In conclusion, if there are good reasons for upholding BI in situations of economic growth, falling unemployment and encouraging tendencies in the standard social indicators, there are even more cogent arguments in its favour in a situation of crisis and of attacks on social and labour rights. It might even be said, moreover, that the impact of this crisis will be exacerbated by the absence of a commitment to proposals such as BI in the times of economic prosperity. BI would not only be an important tool for combating poverty, closing the inequality gap and advancing towards providing the guarantee of a dignified life for all people, but it would also be a powerful instrument for social and political change that would permit a reordering of social relations in favour of freedom, autonomy, respect and recognition of men and women of all conditions. A society in which nobody lacks the basic necessities is good for everyone. It is the only society worth striving for.

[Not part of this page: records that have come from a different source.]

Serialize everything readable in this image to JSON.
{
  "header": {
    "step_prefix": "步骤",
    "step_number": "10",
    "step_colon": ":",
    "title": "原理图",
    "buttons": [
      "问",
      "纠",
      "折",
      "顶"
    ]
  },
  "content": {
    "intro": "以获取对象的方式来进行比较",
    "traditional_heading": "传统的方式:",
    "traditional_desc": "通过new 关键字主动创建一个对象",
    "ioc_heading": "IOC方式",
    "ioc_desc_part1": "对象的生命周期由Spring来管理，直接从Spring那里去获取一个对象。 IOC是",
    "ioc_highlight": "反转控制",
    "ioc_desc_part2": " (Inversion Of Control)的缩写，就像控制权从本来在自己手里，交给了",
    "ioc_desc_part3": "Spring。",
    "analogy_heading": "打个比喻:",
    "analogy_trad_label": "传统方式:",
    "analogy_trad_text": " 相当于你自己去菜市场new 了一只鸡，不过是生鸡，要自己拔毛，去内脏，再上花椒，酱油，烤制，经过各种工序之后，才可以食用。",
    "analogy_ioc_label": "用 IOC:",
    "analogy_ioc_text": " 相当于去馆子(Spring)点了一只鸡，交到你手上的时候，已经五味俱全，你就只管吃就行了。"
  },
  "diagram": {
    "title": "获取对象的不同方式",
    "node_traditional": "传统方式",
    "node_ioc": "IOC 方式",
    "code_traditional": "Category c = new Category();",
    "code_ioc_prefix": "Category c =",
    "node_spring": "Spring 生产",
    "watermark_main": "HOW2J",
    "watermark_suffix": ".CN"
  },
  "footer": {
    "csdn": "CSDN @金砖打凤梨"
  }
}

Freeing men and women from the scourge of hunger and need, of fear on a daily basis, of lack of time, of insecurity over the present and uncertainty about the future, means building up citizenship, broadening the spaces for social and union organisation, strengthening the capacity for political struggle of the broad-based sectors, as well as creating better conditions for citizen participation and civil activism. BI is one of the badly-needed elements that should be taken into account as a driving force for a social transformation that guarantees the right to exist for all people and takes us closer to the longed-for objective of a freer, more equal and more fraternal society.

Rubén M. Lo Vuolo is President of the Red Argentina por el Ingreso Ciudadano (, Daniel Raventós is President of Red Renta Básica ( and Pablo Yanes is President of Ingreso Ciudadano Universal de México (

Translated by Pablo Yanes Thomas

Original in Spanish: